I always struggled with multiple choice tests in school, a serious drawback for someone studying the sciences. I would tend to choose an answer, then place an asterisk next to it, explaining that in certain circumstances D could be the correct answer and in certain other instances B would be right. Of course, those answers were always marked wrong, but I couldn’t seem to resist embracing complexity. Give me an essay question and I am home free, but don’t pin me down to the simple when life rarely is so straight forward.
I have served as the curator for our vacations for years, and I pour over all the pamphlets and websites to figure out the perfect places to go and activities to pursue. Marc started a tradition years ago where we would plan “bookends”—something special to do at the beginning and end of each trip. While those bookends started out pretty simply, they also got increasingly elaborate. I adopted a bit of a “more is better” philosophy to trip-planning.
I had no expectations for our staycation because we just had never just stayed home before. Here I was with a broken foot, an active puppy, and nine days with my husband at home. My only request was that Marc relax instead of doing a bunch of work around the house.
So, our staycation was simple. Marc slept in and had lazy mornings. I got up to take care of Gracie and to do my exercises. We talked, we read, we played with Gracie, we worked on a mystery puzzle. The puzzle was probably the only thing that was complicated. I bought it online, not realizing that it was actually two puzzles instead of one, with all of the pieces in one bag.
We went out to dinner one night, to an Italian restaurant overlooking Fountain Square. That was nice, but not as great as I thought it would be. I am home alone so much of the time. Somehow I imagined that the world out there is functioning like normal without me. It is just weird to be out in the world and see how abnormal everything is. This restaurant is usually so busy, but the shelf on the inside of the railing didn’t have a single person leaning against it nursing a beer. There were few waiters and few customers. It was just a little eerie and sad.
Marc suggested a spontaneous outing to Joseph Beth bookstore and that turned out to be a luxury and the highlight of the week. There were few people inside and masks were required. I felt safe meandering the different sections, just taking my time. Just being. Simple.
It is amazing to me how much I enjoy just spending time with Marc, even after thirty-six years of marriage. He’s intelligent and funny and kind and he makes me feel good. Few of our conversations were profound or serious. I guess we meandered with our minds, going from one topic to another without any grand framework or notion of where we wanted to wind up.
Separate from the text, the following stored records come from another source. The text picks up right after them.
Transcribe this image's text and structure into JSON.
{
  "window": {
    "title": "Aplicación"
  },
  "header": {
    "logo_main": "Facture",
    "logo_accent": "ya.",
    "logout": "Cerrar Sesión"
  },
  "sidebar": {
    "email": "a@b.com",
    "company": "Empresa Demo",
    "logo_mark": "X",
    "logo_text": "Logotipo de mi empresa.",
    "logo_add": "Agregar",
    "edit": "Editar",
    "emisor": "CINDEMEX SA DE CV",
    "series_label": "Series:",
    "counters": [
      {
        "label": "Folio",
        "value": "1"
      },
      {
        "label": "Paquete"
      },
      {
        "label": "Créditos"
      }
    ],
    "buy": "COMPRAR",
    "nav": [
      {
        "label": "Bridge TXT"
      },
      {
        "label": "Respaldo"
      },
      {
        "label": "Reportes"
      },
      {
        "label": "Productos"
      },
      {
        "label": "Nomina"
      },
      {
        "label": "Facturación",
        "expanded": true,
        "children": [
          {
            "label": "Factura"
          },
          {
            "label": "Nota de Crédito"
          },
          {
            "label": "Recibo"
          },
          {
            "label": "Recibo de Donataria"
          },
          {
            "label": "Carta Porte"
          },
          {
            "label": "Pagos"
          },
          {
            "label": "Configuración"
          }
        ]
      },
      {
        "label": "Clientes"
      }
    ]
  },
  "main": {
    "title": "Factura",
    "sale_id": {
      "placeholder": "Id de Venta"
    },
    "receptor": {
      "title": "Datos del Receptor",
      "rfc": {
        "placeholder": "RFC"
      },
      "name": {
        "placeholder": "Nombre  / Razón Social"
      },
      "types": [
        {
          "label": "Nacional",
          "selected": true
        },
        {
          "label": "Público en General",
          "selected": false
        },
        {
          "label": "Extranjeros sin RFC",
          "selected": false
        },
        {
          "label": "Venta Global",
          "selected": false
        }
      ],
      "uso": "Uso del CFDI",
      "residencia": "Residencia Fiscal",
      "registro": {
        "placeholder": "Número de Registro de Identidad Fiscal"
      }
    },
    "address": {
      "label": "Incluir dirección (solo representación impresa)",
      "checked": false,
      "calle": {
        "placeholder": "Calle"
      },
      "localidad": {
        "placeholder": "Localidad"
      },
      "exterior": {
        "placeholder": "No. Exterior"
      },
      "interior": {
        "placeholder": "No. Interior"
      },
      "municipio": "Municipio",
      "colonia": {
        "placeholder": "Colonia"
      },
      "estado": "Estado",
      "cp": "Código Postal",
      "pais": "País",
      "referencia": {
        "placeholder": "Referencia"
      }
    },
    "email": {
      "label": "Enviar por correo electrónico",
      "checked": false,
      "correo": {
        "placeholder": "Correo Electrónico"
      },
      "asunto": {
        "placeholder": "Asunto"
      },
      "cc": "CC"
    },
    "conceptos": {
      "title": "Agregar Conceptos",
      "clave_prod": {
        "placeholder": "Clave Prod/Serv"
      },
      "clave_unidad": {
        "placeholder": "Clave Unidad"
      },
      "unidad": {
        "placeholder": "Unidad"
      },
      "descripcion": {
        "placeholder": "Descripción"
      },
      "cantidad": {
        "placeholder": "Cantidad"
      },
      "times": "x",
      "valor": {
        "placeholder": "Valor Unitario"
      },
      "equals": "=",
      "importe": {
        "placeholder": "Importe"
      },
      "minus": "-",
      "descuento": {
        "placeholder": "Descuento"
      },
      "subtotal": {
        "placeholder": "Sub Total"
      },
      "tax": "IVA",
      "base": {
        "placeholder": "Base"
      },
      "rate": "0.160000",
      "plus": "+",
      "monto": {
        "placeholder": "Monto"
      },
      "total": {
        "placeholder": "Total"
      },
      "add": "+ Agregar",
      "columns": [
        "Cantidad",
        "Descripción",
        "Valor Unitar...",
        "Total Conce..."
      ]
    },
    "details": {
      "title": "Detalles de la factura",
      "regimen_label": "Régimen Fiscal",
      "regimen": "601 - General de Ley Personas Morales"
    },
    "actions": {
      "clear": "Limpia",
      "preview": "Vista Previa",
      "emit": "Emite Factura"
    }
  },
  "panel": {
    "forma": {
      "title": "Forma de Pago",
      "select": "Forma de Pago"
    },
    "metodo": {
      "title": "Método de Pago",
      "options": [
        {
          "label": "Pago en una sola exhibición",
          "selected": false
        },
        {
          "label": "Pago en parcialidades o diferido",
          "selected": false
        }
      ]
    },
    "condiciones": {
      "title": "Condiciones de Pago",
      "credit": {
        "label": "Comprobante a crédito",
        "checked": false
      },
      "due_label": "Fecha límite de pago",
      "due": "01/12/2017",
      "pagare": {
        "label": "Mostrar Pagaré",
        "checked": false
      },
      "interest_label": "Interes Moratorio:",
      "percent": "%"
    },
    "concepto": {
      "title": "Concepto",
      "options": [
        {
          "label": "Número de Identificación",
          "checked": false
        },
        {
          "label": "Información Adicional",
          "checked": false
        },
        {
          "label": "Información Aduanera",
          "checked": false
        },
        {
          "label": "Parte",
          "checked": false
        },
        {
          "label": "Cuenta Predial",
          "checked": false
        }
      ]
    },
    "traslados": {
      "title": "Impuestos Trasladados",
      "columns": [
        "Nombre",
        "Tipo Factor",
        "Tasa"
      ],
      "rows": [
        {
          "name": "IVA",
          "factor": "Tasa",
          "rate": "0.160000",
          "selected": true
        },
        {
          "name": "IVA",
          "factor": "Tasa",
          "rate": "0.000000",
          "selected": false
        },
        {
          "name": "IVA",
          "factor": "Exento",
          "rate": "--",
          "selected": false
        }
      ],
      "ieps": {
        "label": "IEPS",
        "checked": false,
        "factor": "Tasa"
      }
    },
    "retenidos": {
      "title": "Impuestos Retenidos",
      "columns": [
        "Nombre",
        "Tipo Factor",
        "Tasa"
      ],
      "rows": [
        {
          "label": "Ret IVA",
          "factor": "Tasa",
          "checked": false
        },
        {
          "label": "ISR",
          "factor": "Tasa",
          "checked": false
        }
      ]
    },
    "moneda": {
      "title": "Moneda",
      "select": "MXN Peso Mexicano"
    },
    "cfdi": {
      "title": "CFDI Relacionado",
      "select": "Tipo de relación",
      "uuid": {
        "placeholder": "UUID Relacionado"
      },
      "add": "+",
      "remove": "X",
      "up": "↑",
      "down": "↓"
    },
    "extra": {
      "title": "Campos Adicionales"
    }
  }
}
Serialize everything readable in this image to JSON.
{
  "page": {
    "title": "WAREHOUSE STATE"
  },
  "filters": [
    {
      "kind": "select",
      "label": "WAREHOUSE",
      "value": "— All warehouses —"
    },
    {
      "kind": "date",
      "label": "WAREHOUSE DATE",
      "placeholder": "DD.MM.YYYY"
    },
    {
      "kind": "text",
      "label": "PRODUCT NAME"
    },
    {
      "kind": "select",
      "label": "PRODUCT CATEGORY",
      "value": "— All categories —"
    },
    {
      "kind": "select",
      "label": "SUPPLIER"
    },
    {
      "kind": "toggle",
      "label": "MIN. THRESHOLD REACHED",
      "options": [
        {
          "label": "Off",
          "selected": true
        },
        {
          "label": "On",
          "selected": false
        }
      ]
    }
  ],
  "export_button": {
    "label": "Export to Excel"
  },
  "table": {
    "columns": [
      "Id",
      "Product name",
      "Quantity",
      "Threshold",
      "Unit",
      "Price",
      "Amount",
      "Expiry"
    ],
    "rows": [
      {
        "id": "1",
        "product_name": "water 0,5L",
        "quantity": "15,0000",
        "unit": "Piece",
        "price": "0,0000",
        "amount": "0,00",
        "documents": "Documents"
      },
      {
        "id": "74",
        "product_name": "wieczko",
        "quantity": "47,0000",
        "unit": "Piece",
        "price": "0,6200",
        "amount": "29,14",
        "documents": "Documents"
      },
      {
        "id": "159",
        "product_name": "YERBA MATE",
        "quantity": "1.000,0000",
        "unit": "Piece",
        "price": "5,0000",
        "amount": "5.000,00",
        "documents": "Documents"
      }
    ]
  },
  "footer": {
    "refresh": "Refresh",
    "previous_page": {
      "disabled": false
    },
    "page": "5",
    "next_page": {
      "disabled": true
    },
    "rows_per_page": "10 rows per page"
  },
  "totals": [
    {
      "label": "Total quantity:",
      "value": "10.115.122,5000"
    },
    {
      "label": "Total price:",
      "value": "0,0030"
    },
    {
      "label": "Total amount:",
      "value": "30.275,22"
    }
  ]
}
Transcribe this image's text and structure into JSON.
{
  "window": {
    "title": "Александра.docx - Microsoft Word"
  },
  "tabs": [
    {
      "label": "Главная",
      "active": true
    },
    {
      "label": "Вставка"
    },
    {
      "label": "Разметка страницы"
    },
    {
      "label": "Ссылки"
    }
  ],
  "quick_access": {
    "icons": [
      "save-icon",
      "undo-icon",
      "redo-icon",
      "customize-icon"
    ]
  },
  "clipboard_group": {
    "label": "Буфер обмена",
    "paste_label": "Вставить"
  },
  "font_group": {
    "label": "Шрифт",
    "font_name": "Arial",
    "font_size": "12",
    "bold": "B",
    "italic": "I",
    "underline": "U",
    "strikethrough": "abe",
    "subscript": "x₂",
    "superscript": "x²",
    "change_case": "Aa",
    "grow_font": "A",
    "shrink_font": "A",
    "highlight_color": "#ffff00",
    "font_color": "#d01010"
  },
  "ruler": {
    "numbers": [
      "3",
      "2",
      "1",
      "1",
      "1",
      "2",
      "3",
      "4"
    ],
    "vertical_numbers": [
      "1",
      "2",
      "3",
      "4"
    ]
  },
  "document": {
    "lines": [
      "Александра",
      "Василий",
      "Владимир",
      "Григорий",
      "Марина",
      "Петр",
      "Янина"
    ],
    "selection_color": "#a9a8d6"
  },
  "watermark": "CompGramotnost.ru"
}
It was all nice, and perhaps I have underrated nice all my life, just like I’ve underrated simple. I am as relaxed as I would have been after a week at the beach during normal times. I am probably far more relaxed that I would have been had we gone to Florida as planned. Nice was enough for me this year.
I know everyone has had plans canceled or changed or downsized these last few months. I expect that will go one for awhile. Learning to enjoy the simple was important to me. It allowed me to reframe my expectations and understand what is really important. Perhaps embracing the simple would help you as well?
Our ending bookend this year was a Google Hangouts call with all our sons. It was very simple and very nice indeed!